In the wake of the conference realignment in college sports, the instrumentalization of sports could lead to the loss of connection, something that Fr. Kelly deems as an essential value within sport. “When sport becomes instrumentalized,” Fr. Kelly said, “it becomes individualized, whether it is the person or the institution. The real value of sport, or at least one of the values, is learning how to be a part of something larger than yourself.”

The significance of embracing a shared purpose is exemplified in the global impact Fr. Kelly has made within the subject of sport and spirituality.

Apart from his time at the University of Detroit Mercy, Fr. Kelly teaches graduate level courses in Rome at the Pontifical Gregorian University every other winter semester. One of the aspects he finds gratifying in his international work is learning about the diverse backgrounds of his students, stemming from all parts of the world including regions of India, Africa, South Korea, Japan, Latin America and more.

Additionally, Fr. Kelly has made extensive contributions to the discipline of Catholic theology, as he collaborated on writing the first ever book-length Vatican document about sport in 2018. This past year, Fr. Kelly worked with an international team writing and revising a Declaration about what sport could and should be after the pandemic.
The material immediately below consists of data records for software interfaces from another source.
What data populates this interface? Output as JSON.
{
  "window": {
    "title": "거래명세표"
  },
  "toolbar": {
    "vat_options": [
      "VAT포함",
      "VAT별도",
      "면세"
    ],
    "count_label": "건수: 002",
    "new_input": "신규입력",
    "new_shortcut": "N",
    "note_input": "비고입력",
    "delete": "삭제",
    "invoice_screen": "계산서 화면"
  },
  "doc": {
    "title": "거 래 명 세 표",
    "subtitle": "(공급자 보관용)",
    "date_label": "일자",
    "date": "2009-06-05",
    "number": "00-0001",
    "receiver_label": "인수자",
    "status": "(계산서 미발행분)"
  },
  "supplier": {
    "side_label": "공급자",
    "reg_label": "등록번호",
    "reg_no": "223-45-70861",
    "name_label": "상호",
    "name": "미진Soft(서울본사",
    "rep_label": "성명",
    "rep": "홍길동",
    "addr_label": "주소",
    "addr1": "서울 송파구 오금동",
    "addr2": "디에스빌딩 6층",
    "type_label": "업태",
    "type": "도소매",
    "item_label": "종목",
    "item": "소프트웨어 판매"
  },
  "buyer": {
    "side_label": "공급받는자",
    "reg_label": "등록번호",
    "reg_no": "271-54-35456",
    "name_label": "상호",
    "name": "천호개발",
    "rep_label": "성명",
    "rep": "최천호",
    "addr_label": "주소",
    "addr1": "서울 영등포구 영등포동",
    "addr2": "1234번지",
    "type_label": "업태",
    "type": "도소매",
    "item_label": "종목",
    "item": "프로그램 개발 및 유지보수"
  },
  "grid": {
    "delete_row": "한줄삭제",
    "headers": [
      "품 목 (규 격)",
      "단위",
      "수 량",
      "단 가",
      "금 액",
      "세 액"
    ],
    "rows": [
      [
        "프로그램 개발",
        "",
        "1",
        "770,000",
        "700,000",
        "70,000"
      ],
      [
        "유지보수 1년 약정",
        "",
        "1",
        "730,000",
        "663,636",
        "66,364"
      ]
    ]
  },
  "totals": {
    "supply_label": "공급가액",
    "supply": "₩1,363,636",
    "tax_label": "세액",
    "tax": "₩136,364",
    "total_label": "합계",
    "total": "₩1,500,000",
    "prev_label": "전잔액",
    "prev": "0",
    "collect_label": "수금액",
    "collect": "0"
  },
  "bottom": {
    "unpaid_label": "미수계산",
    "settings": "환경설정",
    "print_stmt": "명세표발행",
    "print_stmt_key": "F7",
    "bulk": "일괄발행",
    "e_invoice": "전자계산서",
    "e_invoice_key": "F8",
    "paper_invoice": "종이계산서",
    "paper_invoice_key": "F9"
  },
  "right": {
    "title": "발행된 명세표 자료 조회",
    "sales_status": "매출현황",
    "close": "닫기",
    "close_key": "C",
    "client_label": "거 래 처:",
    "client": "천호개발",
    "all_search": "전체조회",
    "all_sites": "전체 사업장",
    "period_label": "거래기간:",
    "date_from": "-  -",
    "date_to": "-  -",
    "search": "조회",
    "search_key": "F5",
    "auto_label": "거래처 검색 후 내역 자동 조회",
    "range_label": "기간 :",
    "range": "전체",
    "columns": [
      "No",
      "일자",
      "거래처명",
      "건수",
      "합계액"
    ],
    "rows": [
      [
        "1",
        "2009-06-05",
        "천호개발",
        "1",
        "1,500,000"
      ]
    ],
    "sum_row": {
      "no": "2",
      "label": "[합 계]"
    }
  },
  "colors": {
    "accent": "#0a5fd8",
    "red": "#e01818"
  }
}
This Declaration was presented by Pope Francis to all participants at the “Sport for All” summit held at the Vatican last September.

The summit focused on sports as a common human endeavor which needs to be inclusive and accessible to all . Fr. Kelly was invited to serve as chair of the session on Accessibility within sport and play. He also introduced the United Nations High Commissioner for Refugees, Filippo         Grandi, who spoke on the importance of play for children in refugee camps.

Prominent individuals from all domains attended the summit, including sport coaches, international media, business executives, players from various teams, and the President of the Olympic Committee, Thomas Bach.

During his time at the conference, Fr. Kelly and other speakers lived alongside Pope Francis in Santa Marta. 

“It was moving in the sense that he (Pope Francis) really emphasizes that priests need to be close to the people, and this is a concrete example of that,” Fr. Kelly said.

Despite his multiple visits to the Vatican over the years, Fr. Kelly remains excited about the global sense of interconnectedness and collaboration it fosters. 

“There is something exhilarating, and this is true generally in my time participating in conferences there, being with people from all over the world,” Fr. Kelly said. “There are people from many different religious traditions, maybe they are not even practicing a religion, but they are connected to sport or serving humanity in some way; it was wonderful to be a part of.”

As a proud University of Detroit alum (82’), Fr. Kelly has appreciated his experience returning to the University of Detroit Mercy. 

“I enjoy our students very much and collaborating with our amazing colleagues, and especially with the Sisters of Mercy,” he said.

Fr. Kelly’s expertise in the intersection between sport and spirituality, within its broader human and cultural context, manifests in his passion and dedication for teaching and writing.

“Play, Sport, and Spirit” is available for purchase at Barnes and Noble or on Amazon.